- Ok, so the engine… it's all about the engine! What have you done with it?So, as mentioned, the next project with this car was the engine. I bought the car with a replacement engine, but managed to also secure the original engine when I bought it. I always intended on re-uniting BCK with its original engine, and in 2019 it was time. It had been heavily damaged by lean running, and had detonated in one cylinder. After talking to a few specialists I found John Eales @ J.E. Developments. It was essential to restore the original block and he assured me this was possible. I also decided to put my stamp on the car a little, and went with John's recommendations to build the best road V8. I had the block re-linered with top hat liners, new pistons, a hotter cam, and the whole rotating assembly lightened and balanced. Big valve cylinder heads machined for composite head gaskets, and a compression ratio of 9.75:1 sounded perfect! J.E. completed the machining work, and assembled the short engine, and I put together the long block and installed it in the car. The fuel and intake system are also slightly modified with rebuilt injectors, increased fuel pressure, and carbon fibre intake trumpets. But retains the original Lucas L-Jetronic system.The engine is now nicely broken in with about 7k miles on it.
- Amazing, and always great to get the original engine back in where possible! Do you plan to do any further modifications to it?Yes. I had planned on going for a more "restomod" approach, but ended up doing an almost factory restoration! Apart from the engine it's completely as it should be, so any further modifications will stay very subtle.With the increase in power it feels like it needs a little more in the brakes department. I've also looked at aftermarket wheels, a set of period Ronals would go very well. But ultimately the SD1 EFI lattice wheels work so well I don't think I'll bother!I am also tempted with an LSD…
- Is the car a "keeper" or will you sell it one day?She's a keeper!
- Do you own any other interesting cars?I still have my first car, a 1978 Mini 1275 GT. I bought that car in 2013, and when it gave up daily duties I tucked it away. I did pull it out this year, but it requires some work before it'll be used properly again. It's not in great condition, and was done to look like a period Mini Challenge race car. I still absolutely love it.

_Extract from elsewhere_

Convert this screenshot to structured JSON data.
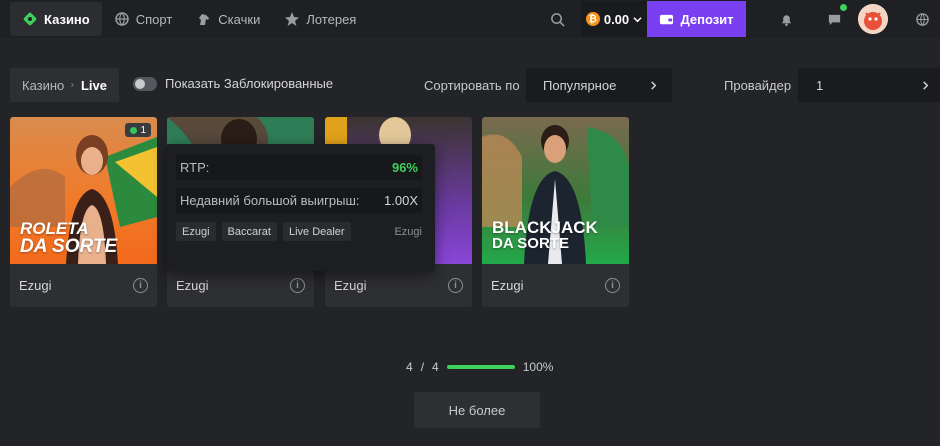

- Ok final question – ignoring cost, and assuming you couldn’t go and sell it for profit… what’s your dream car and why?Being a car nut this is always an impossible question! As a child it would have instantly been a Jensen Interceptor, the coolest named car! Now I change my mind almost daily, but I think my currently favourite would be a BMW 850CSI in Daytona Violet please. In my mind the perfect combination of old enough to be interesting, and new enough to be useable. I love the styling and the combination of a manual gearbox and a 5.6l V12 just sounds amazing.